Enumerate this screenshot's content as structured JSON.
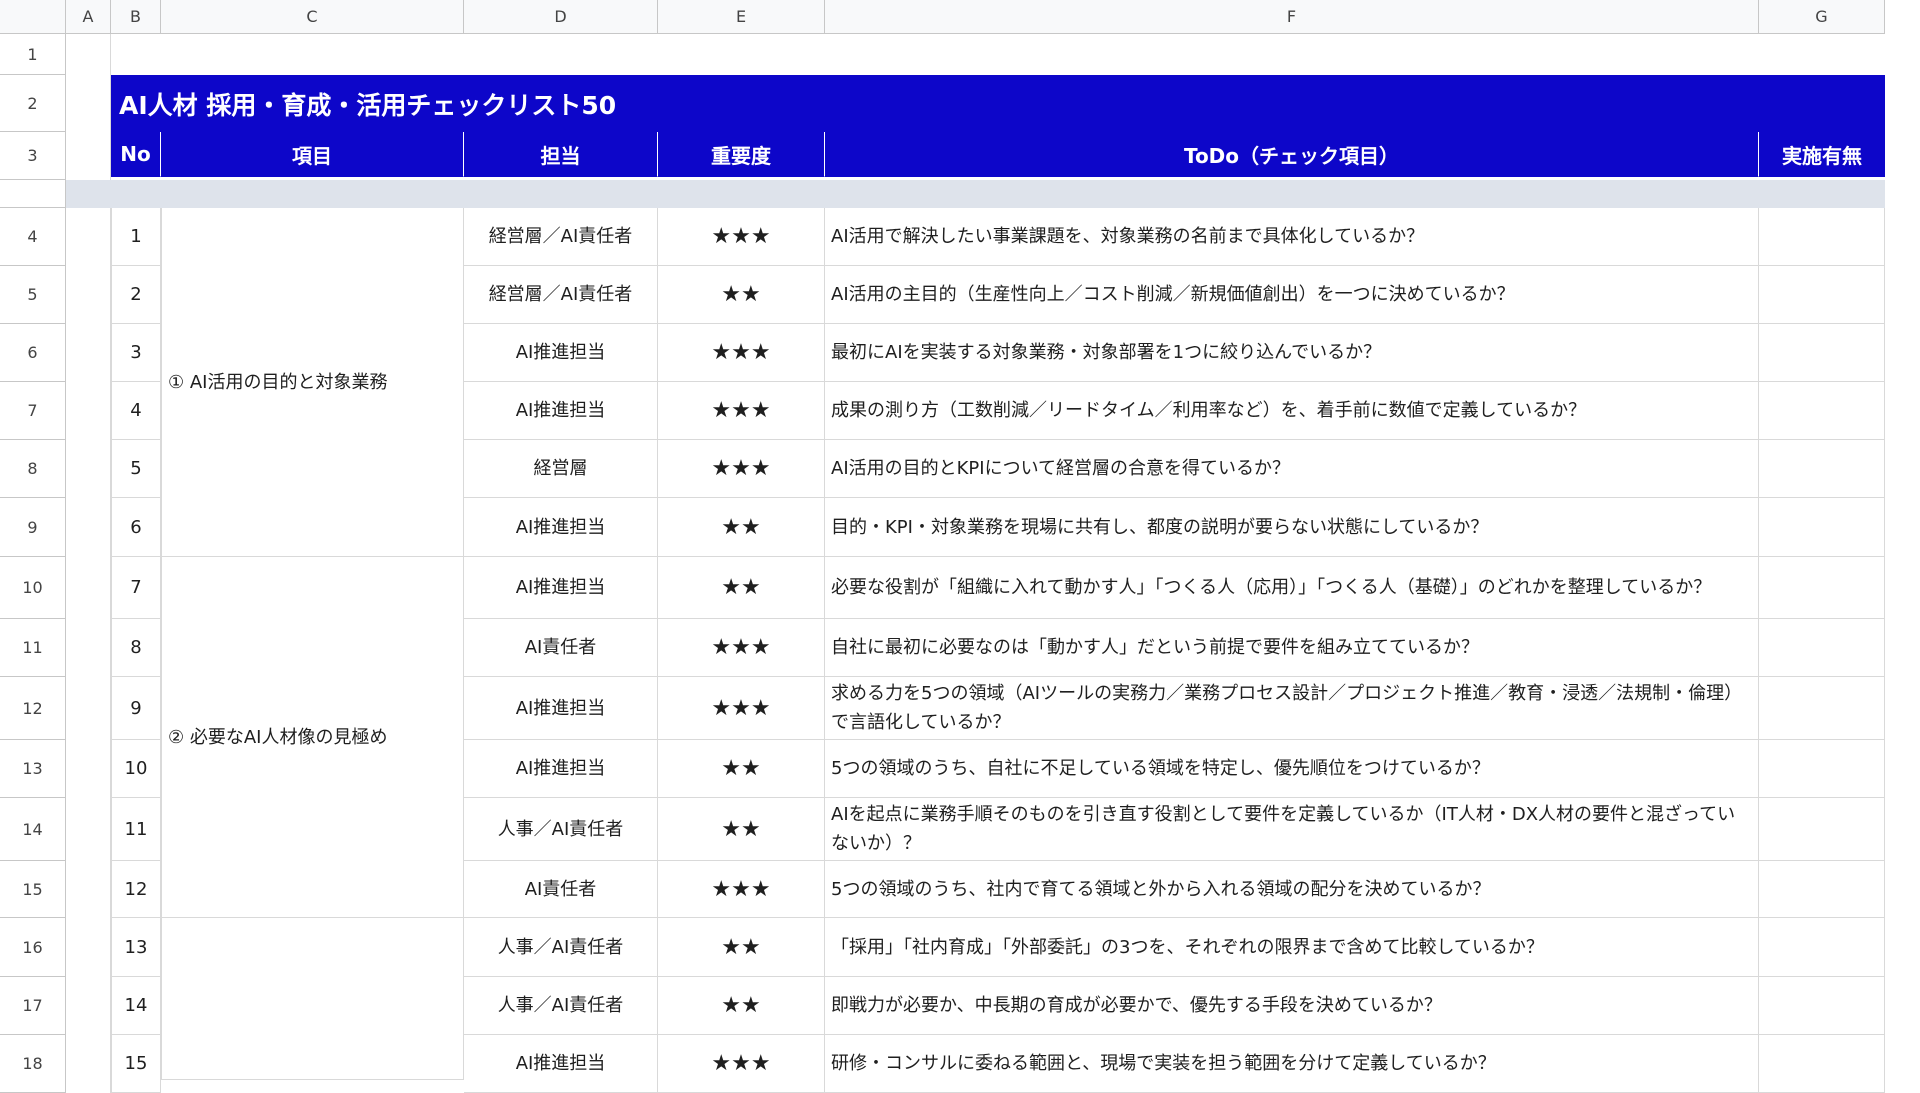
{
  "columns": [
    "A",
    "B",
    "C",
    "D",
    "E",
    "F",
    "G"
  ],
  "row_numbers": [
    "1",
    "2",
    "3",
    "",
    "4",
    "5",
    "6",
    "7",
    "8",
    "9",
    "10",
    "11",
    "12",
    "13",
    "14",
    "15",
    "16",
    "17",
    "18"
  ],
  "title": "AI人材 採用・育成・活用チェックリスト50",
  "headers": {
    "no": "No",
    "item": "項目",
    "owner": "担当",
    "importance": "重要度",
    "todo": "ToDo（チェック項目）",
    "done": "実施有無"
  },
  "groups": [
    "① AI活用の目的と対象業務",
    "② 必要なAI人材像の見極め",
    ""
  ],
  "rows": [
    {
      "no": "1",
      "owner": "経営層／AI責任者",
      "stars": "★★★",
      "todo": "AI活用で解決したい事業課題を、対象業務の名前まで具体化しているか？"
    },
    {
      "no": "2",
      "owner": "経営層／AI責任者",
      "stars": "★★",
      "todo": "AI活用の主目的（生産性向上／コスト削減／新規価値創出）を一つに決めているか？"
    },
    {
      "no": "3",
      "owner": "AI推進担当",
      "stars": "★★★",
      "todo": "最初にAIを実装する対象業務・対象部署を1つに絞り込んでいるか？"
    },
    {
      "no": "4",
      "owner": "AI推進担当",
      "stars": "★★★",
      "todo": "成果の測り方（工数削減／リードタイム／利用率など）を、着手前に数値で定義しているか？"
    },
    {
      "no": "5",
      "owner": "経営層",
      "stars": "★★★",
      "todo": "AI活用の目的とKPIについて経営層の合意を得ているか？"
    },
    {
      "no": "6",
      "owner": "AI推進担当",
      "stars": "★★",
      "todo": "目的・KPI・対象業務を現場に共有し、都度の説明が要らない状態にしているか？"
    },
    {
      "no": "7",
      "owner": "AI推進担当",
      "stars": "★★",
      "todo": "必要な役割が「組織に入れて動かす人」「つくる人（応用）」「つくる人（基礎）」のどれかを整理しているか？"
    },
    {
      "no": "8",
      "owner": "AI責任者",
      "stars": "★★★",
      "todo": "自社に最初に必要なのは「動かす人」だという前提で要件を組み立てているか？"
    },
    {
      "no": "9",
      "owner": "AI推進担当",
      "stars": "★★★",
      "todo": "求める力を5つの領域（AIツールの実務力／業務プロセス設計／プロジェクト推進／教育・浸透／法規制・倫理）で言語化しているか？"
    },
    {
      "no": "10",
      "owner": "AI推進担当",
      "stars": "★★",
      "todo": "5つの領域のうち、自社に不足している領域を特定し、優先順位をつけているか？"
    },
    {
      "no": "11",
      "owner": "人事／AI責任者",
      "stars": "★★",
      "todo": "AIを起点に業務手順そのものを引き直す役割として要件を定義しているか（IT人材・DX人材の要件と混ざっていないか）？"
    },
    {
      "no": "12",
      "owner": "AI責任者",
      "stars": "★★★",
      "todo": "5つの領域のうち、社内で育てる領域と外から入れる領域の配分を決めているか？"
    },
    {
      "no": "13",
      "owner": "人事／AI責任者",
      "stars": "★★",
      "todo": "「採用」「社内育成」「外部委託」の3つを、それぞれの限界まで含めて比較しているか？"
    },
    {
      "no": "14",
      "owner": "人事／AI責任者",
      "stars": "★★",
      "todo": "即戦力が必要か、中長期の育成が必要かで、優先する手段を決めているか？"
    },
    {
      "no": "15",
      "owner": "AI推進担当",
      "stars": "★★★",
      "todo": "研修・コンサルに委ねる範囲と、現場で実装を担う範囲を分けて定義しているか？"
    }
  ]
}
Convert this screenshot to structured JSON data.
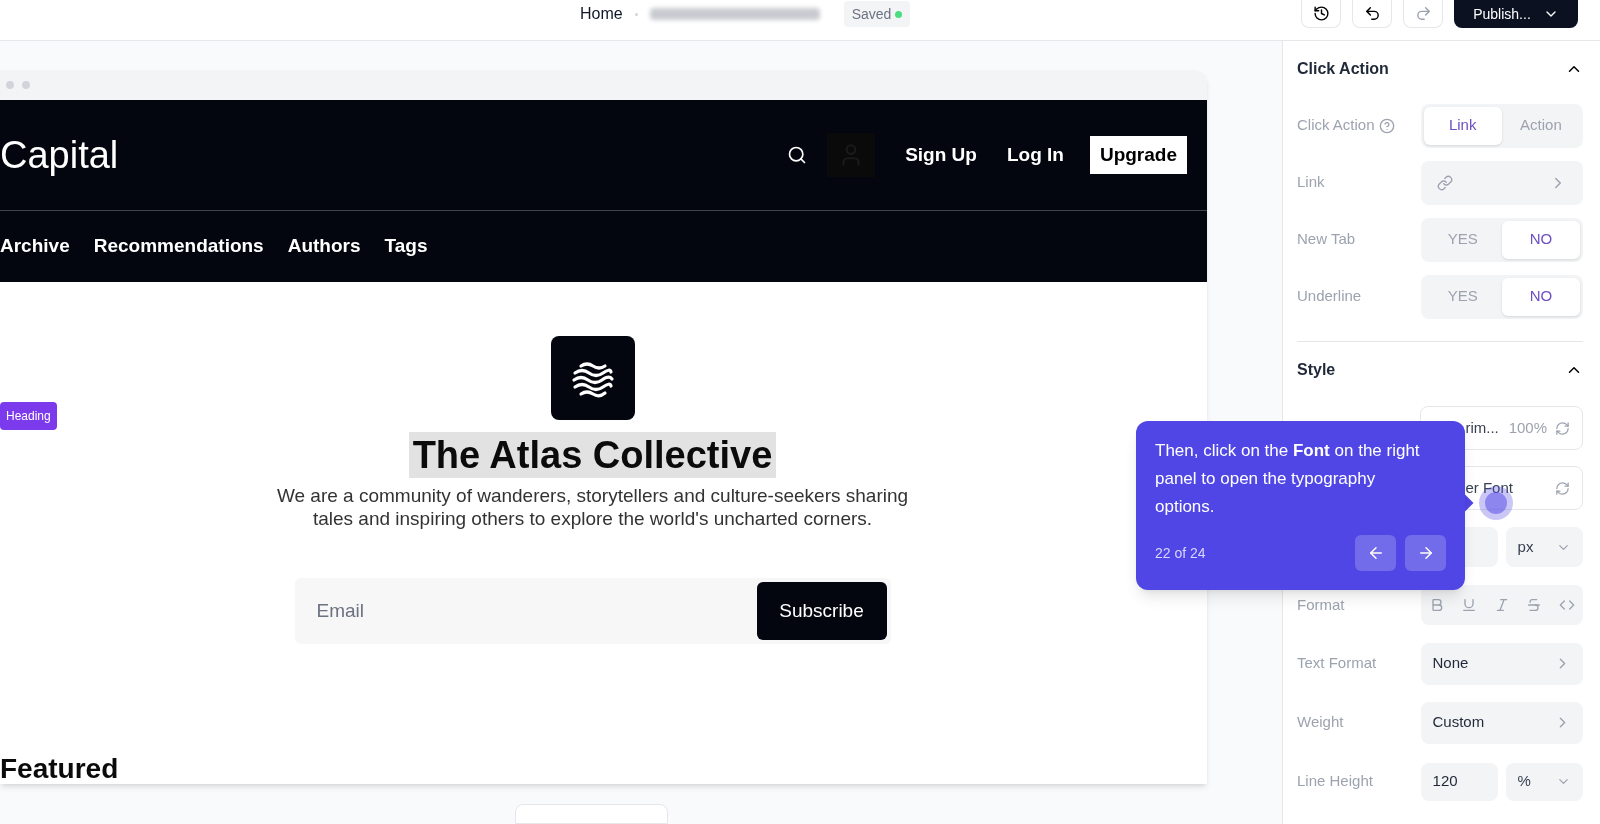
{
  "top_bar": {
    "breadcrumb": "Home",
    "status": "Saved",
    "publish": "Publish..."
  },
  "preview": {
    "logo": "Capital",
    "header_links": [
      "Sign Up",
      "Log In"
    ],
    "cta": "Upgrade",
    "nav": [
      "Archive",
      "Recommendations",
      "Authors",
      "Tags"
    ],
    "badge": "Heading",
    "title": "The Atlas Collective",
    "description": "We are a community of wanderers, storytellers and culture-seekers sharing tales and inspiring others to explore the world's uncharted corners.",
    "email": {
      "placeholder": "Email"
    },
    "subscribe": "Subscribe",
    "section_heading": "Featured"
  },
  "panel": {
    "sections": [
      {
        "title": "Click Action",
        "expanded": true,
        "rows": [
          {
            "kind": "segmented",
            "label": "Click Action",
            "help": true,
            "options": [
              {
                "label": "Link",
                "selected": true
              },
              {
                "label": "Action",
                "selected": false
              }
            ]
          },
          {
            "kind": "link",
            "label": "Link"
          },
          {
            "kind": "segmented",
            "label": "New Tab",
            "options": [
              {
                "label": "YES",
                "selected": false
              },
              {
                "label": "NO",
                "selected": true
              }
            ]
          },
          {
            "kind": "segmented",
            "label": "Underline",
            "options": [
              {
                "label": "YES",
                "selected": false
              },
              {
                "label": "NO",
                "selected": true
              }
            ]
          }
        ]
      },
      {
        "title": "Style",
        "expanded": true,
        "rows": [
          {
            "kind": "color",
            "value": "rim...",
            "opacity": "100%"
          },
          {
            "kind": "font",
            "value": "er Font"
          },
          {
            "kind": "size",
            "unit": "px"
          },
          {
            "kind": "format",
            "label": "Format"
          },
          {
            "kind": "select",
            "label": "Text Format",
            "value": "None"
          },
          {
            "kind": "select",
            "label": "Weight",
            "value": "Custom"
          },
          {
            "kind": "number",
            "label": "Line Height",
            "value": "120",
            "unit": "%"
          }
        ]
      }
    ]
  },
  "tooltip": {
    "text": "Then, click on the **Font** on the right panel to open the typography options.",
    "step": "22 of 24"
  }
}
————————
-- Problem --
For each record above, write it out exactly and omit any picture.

-- Answer section --
Enumerate this screenshot's content as structured JSON.
{
  "columns": [
    "A",
    "B",
    "C",
    "D",
    "E",
    "F",
    "G"
  ],
  "row_numbers": [
    "1",
    "2",
    "3",
    "",
    "4",
    "5",
    "6",
    "7",
    "8",
    "9",
    "10",
    "11",
    "12",
    "13",
    "14",
    "15",
    "16",
    "17",
    "18"
  ],
  "title": "AI人材 採用・育成・活用チェックリスト50",
  "headers": {
    "no": "No",
    "item": "項目",
    "owner": "担当",
    "importance": "重要度",
    "todo": "ToDo（チェック項目）",
    "done": "実施有無"
  },
  "groups": [
    "① AI活用の目的と対象業務",
    "② 必要なAI人材像の見極め",
    ""
  ],
  "rows": [
    {
      "no": "1",
      "owner": "経営層／AI責任者",
      "stars": "★★★",
      "todo": "AI活用で解決したい事業課題を、対象業務の名前まで具体化しているか？"
    },
    {
      "no": "2",
      "owner": "経営層／AI責任者",
      "stars": "★★",
      "todo": "AI活用の主目的（生産性向上／コスト削減／新規価値創出）を一つに決めているか？"
    },
    {
      "no": "3",
      "owner": "AI推進担当",
      "stars": "★★★",
      "todo": "最初にAIを実装する対象業務・対象部署を1つに絞り込んでいるか？"
    },
    {
      "no": "4",
      "owner": "AI推進担当",
      "stars": "★★★",
      "todo": "成果の測り方（工数削減／リードタイム／利用率など）を、着手前に数値で定義しているか？"
    },
    {
      "no": "5",
      "owner": "経営層",
      "stars": "★★★",
      "todo": "AI活用の目的とKPIについて経営層の合意を得ているか？"
    },
    {
      "no": "6",
      "owner": "AI推進担当",
      "stars": "★★",
      "todo": "目的・KPI・対象業務を現場に共有し、都度の説明が要らない状態にしているか？"
    },
    {
      "no": "7",
      "owner": "AI推進担当",
      "stars": "★★",
      "todo": "必要な役割が「組織に入れて動かす人」「つくる人（応用）」「つくる人（基礎）」のどれかを整理しているか？"
    },
    {
      "no": "8",
      "owner": "AI責任者",
      "stars": "★★★",
      "todo": "自社に最初に必要なのは「動かす人」だという前提で要件を組み立てているか？"
    },
    {
      "no": "9",
      "owner": "AI推進担当",
      "stars": "★★★",
      "todo": "求める力を5つの領域（AIツールの実務力／業務プロセス設計／プロジェクト推進／教育・浸透／法規制・倫理）で言語化しているか？"
    },
    {
      "no": "10",
      "owner": "AI推進担当",
      "stars": "★★",
      "todo": "5つの領域のうち、自社に不足している領域を特定し、優先順位をつけているか？"
    },
    {
      "no": "11",
      "owner": "人事／AI責任者",
      "stars": "★★",
      "todo": "AIを起点に業務手順そのものを引き直す役割として要件を定義しているか（IT人材・DX人材の要件と混ざっていないか）？"
    },
    {
      "no": "12",
      "owner": "AI責任者",
      "stars": "★★★",
      "todo": "5つの領域のうち、社内で育てる領域と外から入れる領域の配分を決めているか？"
    },
    {
      "no": "13",
      "owner": "人事／AI責任者",
      "stars": "★★",
      "todo": "「採用」「社内育成」「外部委託」の3つを、それぞれの限界まで含めて比較しているか？"
    },
    {
      "no": "14",
      "owner": "人事／AI責任者",
      "stars": "★★",
      "todo": "即戦力が必要か、中長期の育成が必要かで、優先する手段を決めているか？"
    },
    {
      "no": "15",
      "owner": "AI推進担当",
      "stars": "★★★",
      "todo": "研修・コンサルに委ねる範囲と、現場で実装を担う範囲を分けて定義しているか？"
    }
  ]
}
Convert this screenshot to structured JSON data.
{
  "top_bar": {
    "breadcrumb": "Home",
    "status": "Saved",
    "publish": "Publish..."
  },
  "preview": {
    "logo": "Capital",
    "header_links": [
      "Sign Up",
      "Log In"
    ],
    "cta": "Upgrade",
    "nav": [
      "Archive",
      "Recommendations",
      "Authors",
      "Tags"
    ],
    "badge": "Heading",
    "title": "The Atlas Collective",
    "description": "We are a community of wanderers, storytellers and culture-seekers sharing tales and inspiring others to explore the world's uncharted corners.",
    "email": {
      "placeholder": "Email"
    },
    "subscribe": "Subscribe",
    "section_heading": "Featured"
  },
  "panel": {
    "sections": [
      {
        "title": "Click Action",
        "expanded": true,
        "rows": [
          {
            "kind": "segmented",
            "label": "Click Action",
            "help": true,
            "options": [
              {
                "label": "Link",
                "selected": true
              },
              {
                "label": "Action",
                "selected": false
              }
            ]
          },
          {
            "kind": "link",
            "label": "Link"
          },
          {
            "kind": "segmented",
            "label": "New Tab",
            "options": [
              {
                "label": "YES",
                "selected": false
              },
              {
                "label": "NO",
                "selected": true
              }
            ]
          },
          {
            "kind": "segmented",
            "label": "Underline",
            "options": [
              {
                "label": "YES",
                "selected": false
              },
              {
                "label": "NO",
                "selected": true
              }
            ]
          }
        ]
      },
      {
        "title": "Style",
        "expanded": true,
        "rows": [
          {
            "kind": "color",
            "value": "rim...",
            "opacity": "100%"
          },
          {
            "kind": "font",
            "value": "er Font"
          },
          {
            "kind": "size",
            "unit": "px"
          },
          {
            "kind": "format",
            "label": "Format"
          },
          {
            "kind": "select",
            "label": "Text Format",
            "value": "None"
          },
          {
            "kind": "select",
            "label": "Weight",
            "value": "Custom"
          },
          {
            "kind": "number",
            "label": "Line Height",
            "value": "120",
            "unit": "%"
          }
        ]
      }
    ]
  },
  "tooltip": {
    "text": "Then, click on the **Font** on the right panel to open the typography options.",
    "step": "22 of 24"
  }
}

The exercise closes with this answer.